Investigators could determine whether the rights of a particular racial or ethnic group have been diluted in violation of federal voting rights law.
In the recording, the issue of race frequently surfaced.
Latinos, who make up nearly half of the city’s population, had just four — or just over a quarter — of the 15 seats on the council at the time. Blacks, who make up less than 10% of the population, have three – one-fifth – of the seats.
De Leon says Bonin, who is white, is like the « fourth black » on the board and has hinted he won’t support Latinos.
« He’ll never say a (expletive) word about us, » de Leon said.
The group discussed how to fill the seat held by Mark Ridley-Thomas, a black member accused of federal corruption, who was eventually suspended by the board.
Martinez said « African Americans see this as a hostile takeover » if they name an ally.
“The one who will support us is Heather Hutt,” Cedillo said, referring to the black woman who was ultimately chosen to fill the Ridley-Thomas seat.
Hutt joined other members calling for the resignation of Cedillo and Leon. She said in a statement that she was unaware of the conversation the three had and said she was rightfully chosen for the council.
« The audio tapes released this week present a dangerous plot to weaken black political representation in Los Angeles County, » Hutt said. « Let’s be clear – I’m a black woman, not a pawn. »
Levinson said the recording makes it seem like they are explicitly drawing lines based on race. She said she wouldn’t be surprised to see a lawsuit to throw the cards away.
« It all comes down to: did they draw the lines to hurt black voting power? » said Levinson. “What Bonta will ultimately have to figure out is… (they say) basically, ‘We want to make it easy for African-American voters to elect the candidate of their choice. ”
Challenges to district maps drawn through a partisan process are not uncommon in other states, and the US Supreme Court last week heard arguments on a challenge in Alabama.
But the attorney general’s office and experts have been unable to report any other cases in California since voters in 2008 passed the independent Citizens’ Redistribution Commission that drew up the maps after the last two censuses.
Local courts operate under different rules.
The City of Los Angeles has a commission appointed by council members to draw up maps which can then be approved or rejected by the council. The recording was of a discussion about frustration with the proposed cards.
Los Angeles City Attorney Mike Feuer called on the city council to call a special election in the spring with an amendment to redraw the lines for the 2024 election regardless of influence from city officials.
« It’s ultimately about political power in this city, » Feuer said. « The credibility of these lines (of the redistricting map), and the power these lines reflect, will now be tainted given this conversation for sure, until a substitute is provided. »
The council, meanwhile, has been thrown into chaos by the scandal. Loud protesters broke up a meeting on Wednesday.
O’Farrell said he spoke with Cedillo, who was unsuccessful in the primary and was due to leave office at the end of the year, and believes he will step down.
O’Farrell and others were unable to reach de Leon, who will not be re-elected until 2024.

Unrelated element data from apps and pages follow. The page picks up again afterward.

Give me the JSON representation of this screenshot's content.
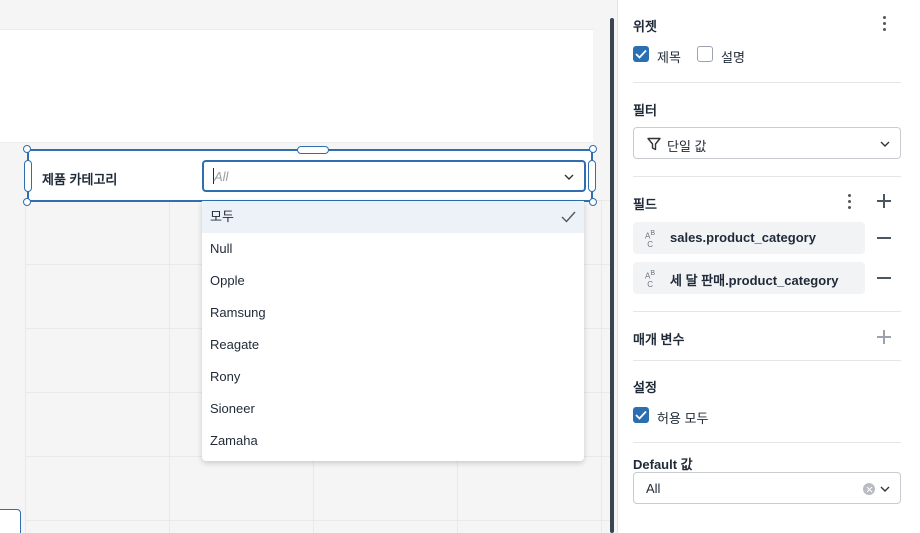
{
  "canvas": {
    "filter_widget": {
      "label": "제품 카테고리",
      "placeholder": "All"
    },
    "dropdown": {
      "options": [
        "모두",
        "Null",
        "Opple",
        "Ramsung",
        "Reagate",
        "Rony",
        "Sioneer",
        "Zamaha"
      ],
      "selected": "모두"
    }
  },
  "panel": {
    "widget": {
      "title": "위젯",
      "title_checkbox_label": "제목",
      "title_checked": true,
      "description_checkbox_label": "설명",
      "description_checked": false
    },
    "filter": {
      "title": "필터",
      "type_value": "단일 값"
    },
    "fields": {
      "title": "필드",
      "items": [
        {
          "type_icon": "abc-icon",
          "name": "sales.product_category"
        },
        {
          "type_icon": "abc-icon",
          "name": "세 달 판매.product_category"
        }
      ]
    },
    "parameters": {
      "title": "매개 변수"
    },
    "settings": {
      "title": "설정",
      "allow_all_label": "허용 모두",
      "allow_all_checked": true
    },
    "default_value": {
      "title": "Default 값",
      "value": "All"
    }
  },
  "colors": {
    "accent": "#2f6fb0",
    "checkbox": "#2a6fb3",
    "selected_row": "#edf2f8"
  }
}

De Leon apologized for his remarks and for what he said, he seemed to tolerate Martinez’s comments. Cedillo said he should have intervened.
Both men appeared at Tuesday’s meeting and left after being booed and shouted at.
Thompson reported from Sacramento. Stefanie Dazio in Los Angeles contributed to this report.
Brian Melley and Don Thompson, Associated Press